Poor maintenance isn’t acceptable from operators.
Those who don’t look after their vehicles properly put the safety of other road users at risk.
If an operator can’t get the basics right, they shouldn’t expect to be allowed to run extra vehicles.
A skip operator who appeared before the Traffic Commissioner, Richard Turfitt, recently found this out.
The firm applied to go from two to six vehicles. But, when DVSA visited, the examiner found no recorded brake testing, safety inspections stretched to 36 weeks, ineffective driver defect reporting and a 100% test failure rate at annual test.
Vehicles from a limited company were also being used on a sole trader licence.
Would you let this business run an extra four vehicles?
At public inquiry, the operator admitted he was:
• not up to date with the 2018 edition of the roadworthiness guide
• unaware of recent changes in test standards
• hadn’t undertaken any formal refresher training as a TM

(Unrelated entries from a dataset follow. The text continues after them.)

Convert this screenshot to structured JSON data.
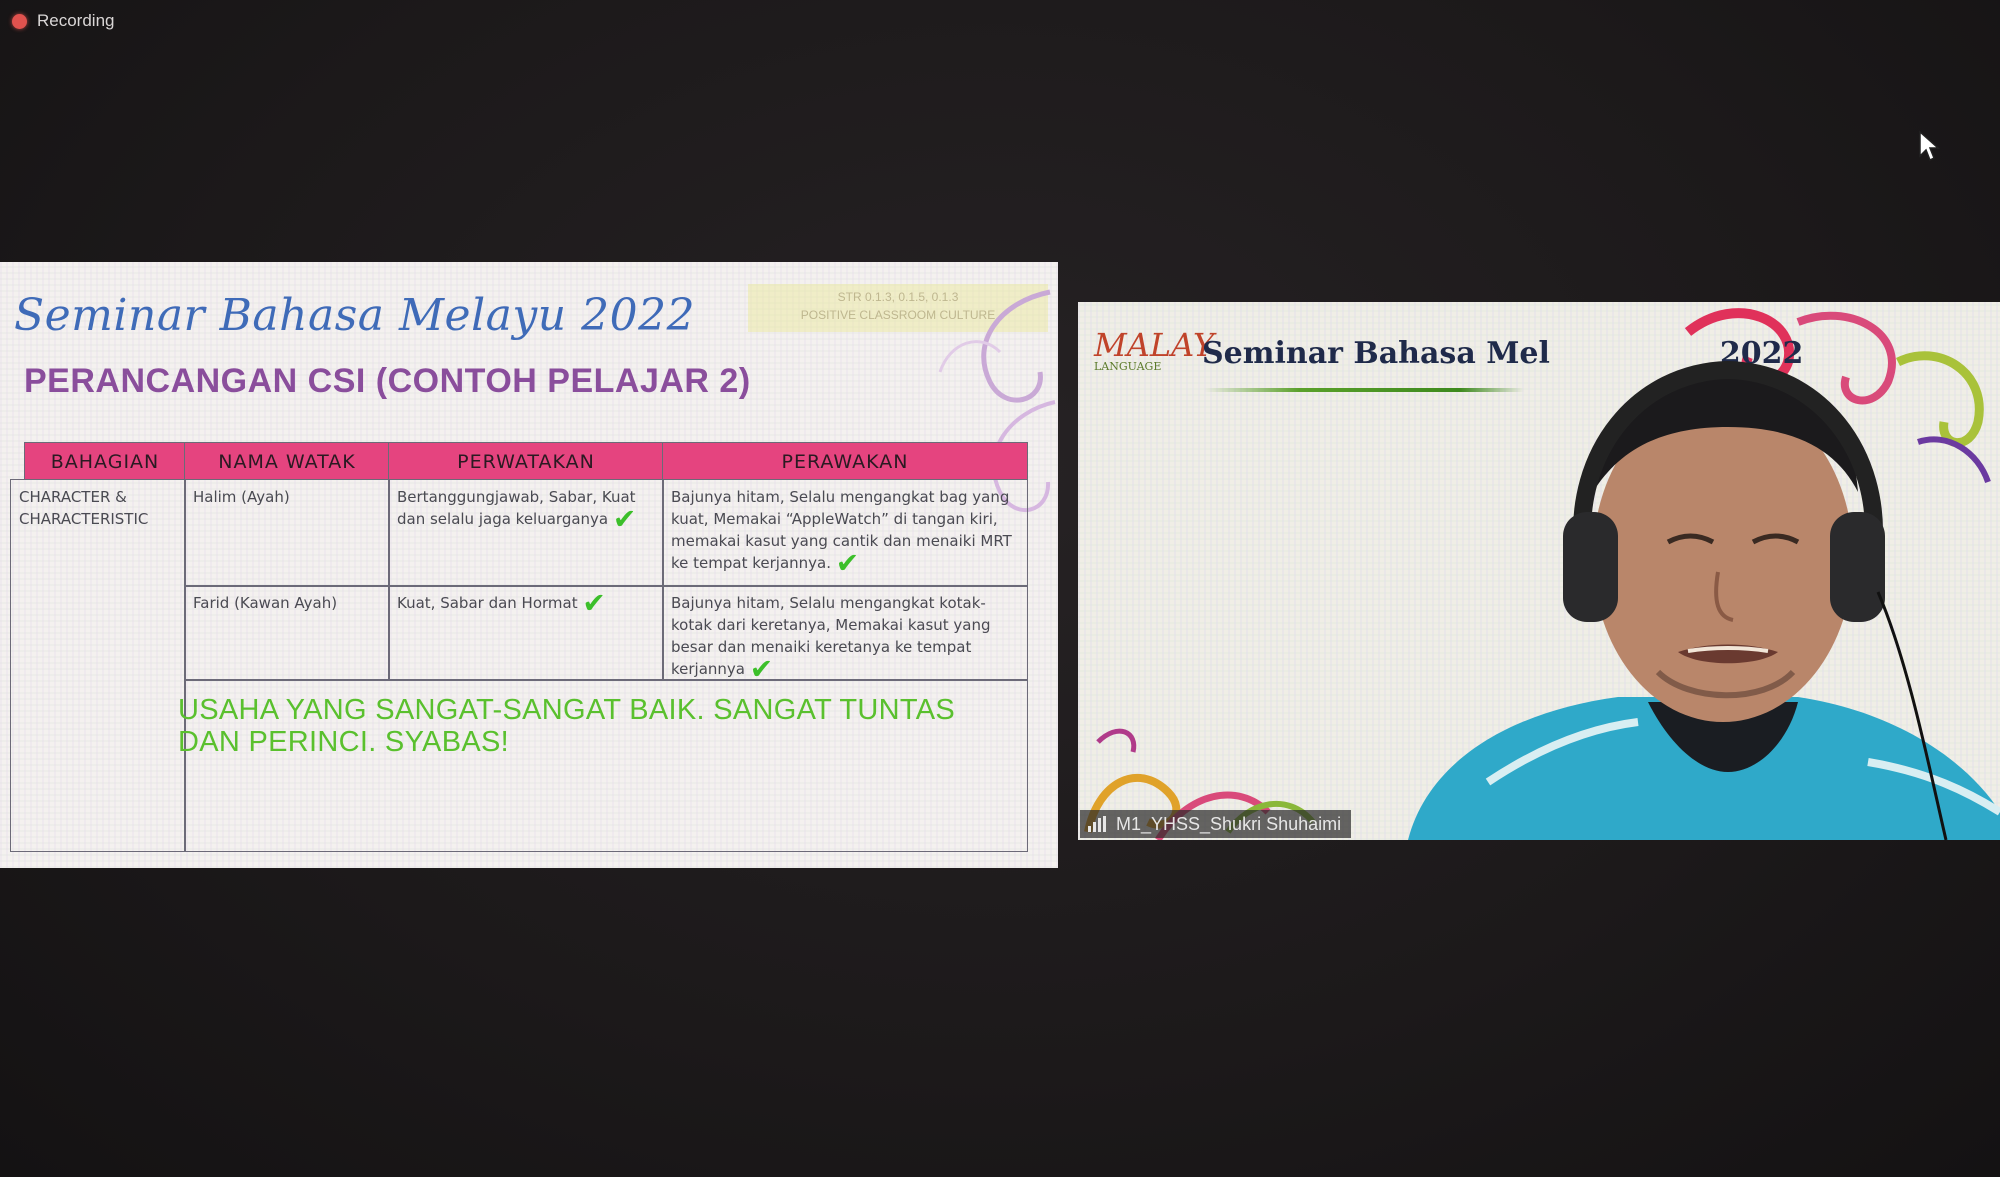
{
  "recording": {
    "label": "Recording"
  },
  "slide": {
    "title": "Seminar Bahasa Melayu 2022",
    "badge_line1": "STR 0.1.3, 0.1.5, 0.1.3",
    "badge_line2": "POSITIVE CLASSROOM CULTURE",
    "subtitle": "PERANCANGAN CSI (CONTOH PELAJAR 2)",
    "table": {
      "headers": [
        "BAHAGIAN",
        "NAMA WATAK",
        "PERWATAKAN",
        "PERAWAKAN"
      ],
      "section": "CHARACTER & CHARACTERISTIC",
      "rows": [
        {
          "name": "Halim (Ayah)",
          "perwatakan": "Bertanggungjawab, Sabar, Kuat dan selalu jaga keluarganya",
          "perawakan": "Bajunya hitam, Selalu mengangkat bag yang kuat, Memakai “AppleWatch” di tangan kiri, memakai kasut yang cantik dan menaiki MRT ke tempat kerjannya."
        },
        {
          "name": "Farid (Kawan Ayah)",
          "perwatakan": "Kuat, Sabar dan Hormat",
          "perawakan": "Bajunya hitam, Selalu mengangkat kotak-kotak dari keretanya, Memakai kasut yang besar dan menaiki keretanya ke tempat kerjannya"
        }
      ],
      "comment": "USAHA YANG SANGAT-SANGAT BAIK. SANGAT TUNTAS DAN PERINCI. SYABAS!"
    }
  },
  "camera": {
    "background_title": "Seminar Bahasa Mel",
    "background_title_tail": "2022",
    "logo_text": "MALAY",
    "logo_sub": "LANGUAGE",
    "participant_name": "M1_YHSS_Shukri Shuhaimi"
  },
  "colors": {
    "table_header": "#e5447f",
    "title_blue": "#3f6bb8",
    "subtitle_purple": "#8a4e9c",
    "comment_green": "#5ac02e",
    "recording_red": "#e0524e"
  }
}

The Traffic Commissioner said this had led to a situation where the licence holder was ignorant of the requirements. With better knowledge he might have avoided an S marked prohibition on a vehicle that was also found to be out of test.
Mr Turfitt turned down the fleet increase and made an order to revoke the limited company and sole trader licences.